— GIVEN DATA —
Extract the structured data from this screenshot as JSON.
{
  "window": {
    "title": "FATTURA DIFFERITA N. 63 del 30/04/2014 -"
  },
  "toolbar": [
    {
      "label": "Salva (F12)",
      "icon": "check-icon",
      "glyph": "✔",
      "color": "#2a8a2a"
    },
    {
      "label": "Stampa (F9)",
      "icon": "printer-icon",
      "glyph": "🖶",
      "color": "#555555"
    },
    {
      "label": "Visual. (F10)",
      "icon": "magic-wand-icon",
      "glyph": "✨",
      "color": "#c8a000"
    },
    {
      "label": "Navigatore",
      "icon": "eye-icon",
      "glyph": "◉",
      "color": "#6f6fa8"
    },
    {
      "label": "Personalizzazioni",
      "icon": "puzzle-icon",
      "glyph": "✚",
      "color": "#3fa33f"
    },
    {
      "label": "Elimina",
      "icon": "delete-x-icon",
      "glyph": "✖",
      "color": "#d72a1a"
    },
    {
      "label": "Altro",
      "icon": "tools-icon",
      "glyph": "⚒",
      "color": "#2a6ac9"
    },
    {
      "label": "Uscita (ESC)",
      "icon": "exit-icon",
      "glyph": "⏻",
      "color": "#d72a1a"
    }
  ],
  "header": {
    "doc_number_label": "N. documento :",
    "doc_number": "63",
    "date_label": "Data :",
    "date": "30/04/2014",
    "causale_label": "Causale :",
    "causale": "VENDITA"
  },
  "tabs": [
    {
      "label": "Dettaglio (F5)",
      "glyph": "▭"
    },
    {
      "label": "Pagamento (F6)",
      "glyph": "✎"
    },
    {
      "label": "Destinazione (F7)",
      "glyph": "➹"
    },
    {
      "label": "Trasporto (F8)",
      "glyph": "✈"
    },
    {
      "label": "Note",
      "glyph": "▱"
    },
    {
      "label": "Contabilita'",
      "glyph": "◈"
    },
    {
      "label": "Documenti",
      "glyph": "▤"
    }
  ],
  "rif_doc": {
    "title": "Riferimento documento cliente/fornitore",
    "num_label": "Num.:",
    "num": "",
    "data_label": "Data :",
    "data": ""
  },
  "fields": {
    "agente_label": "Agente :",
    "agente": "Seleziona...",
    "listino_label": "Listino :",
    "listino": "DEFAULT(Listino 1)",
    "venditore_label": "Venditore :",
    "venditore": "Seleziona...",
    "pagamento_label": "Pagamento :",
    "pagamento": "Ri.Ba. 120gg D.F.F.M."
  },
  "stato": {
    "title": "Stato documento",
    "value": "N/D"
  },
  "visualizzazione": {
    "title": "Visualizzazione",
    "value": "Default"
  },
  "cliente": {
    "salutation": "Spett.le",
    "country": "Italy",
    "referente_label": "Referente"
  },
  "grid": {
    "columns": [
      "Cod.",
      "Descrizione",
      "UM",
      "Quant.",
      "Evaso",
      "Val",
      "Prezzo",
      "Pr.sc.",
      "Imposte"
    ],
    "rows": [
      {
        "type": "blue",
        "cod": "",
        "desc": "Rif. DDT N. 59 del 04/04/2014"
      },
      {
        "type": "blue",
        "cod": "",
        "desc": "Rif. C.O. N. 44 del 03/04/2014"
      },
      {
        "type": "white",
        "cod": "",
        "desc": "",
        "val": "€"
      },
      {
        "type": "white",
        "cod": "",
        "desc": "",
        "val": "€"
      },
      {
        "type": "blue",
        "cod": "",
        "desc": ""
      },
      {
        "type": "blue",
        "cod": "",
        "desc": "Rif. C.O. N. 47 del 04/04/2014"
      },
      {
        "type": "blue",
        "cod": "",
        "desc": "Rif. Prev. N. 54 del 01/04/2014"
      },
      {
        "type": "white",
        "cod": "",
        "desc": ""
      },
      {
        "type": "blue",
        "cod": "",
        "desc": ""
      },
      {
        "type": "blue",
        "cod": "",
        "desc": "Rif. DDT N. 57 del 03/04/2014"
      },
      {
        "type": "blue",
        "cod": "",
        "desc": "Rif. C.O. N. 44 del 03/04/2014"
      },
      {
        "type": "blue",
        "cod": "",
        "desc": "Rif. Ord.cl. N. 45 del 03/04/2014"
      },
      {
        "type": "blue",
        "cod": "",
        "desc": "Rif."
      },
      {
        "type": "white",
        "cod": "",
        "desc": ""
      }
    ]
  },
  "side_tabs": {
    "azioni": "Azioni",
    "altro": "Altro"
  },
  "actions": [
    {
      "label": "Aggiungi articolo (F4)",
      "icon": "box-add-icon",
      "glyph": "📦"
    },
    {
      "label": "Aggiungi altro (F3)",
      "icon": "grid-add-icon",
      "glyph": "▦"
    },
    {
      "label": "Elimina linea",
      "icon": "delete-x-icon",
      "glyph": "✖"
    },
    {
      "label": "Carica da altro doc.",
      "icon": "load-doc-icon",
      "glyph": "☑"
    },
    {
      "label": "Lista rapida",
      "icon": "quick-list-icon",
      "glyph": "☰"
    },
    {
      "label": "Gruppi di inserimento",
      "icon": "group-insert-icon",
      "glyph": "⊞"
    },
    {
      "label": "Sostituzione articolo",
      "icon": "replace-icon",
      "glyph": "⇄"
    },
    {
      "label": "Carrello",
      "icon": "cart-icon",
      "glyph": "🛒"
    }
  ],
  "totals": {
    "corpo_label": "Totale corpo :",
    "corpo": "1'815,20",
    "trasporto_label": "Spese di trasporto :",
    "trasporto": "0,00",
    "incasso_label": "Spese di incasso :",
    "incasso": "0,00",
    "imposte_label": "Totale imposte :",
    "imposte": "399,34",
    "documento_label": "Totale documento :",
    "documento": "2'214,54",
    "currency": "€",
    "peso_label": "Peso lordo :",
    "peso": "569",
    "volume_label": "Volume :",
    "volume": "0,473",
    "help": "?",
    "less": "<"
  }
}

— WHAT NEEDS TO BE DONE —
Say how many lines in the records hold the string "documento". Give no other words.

— EXERCISE OUTPUT —
5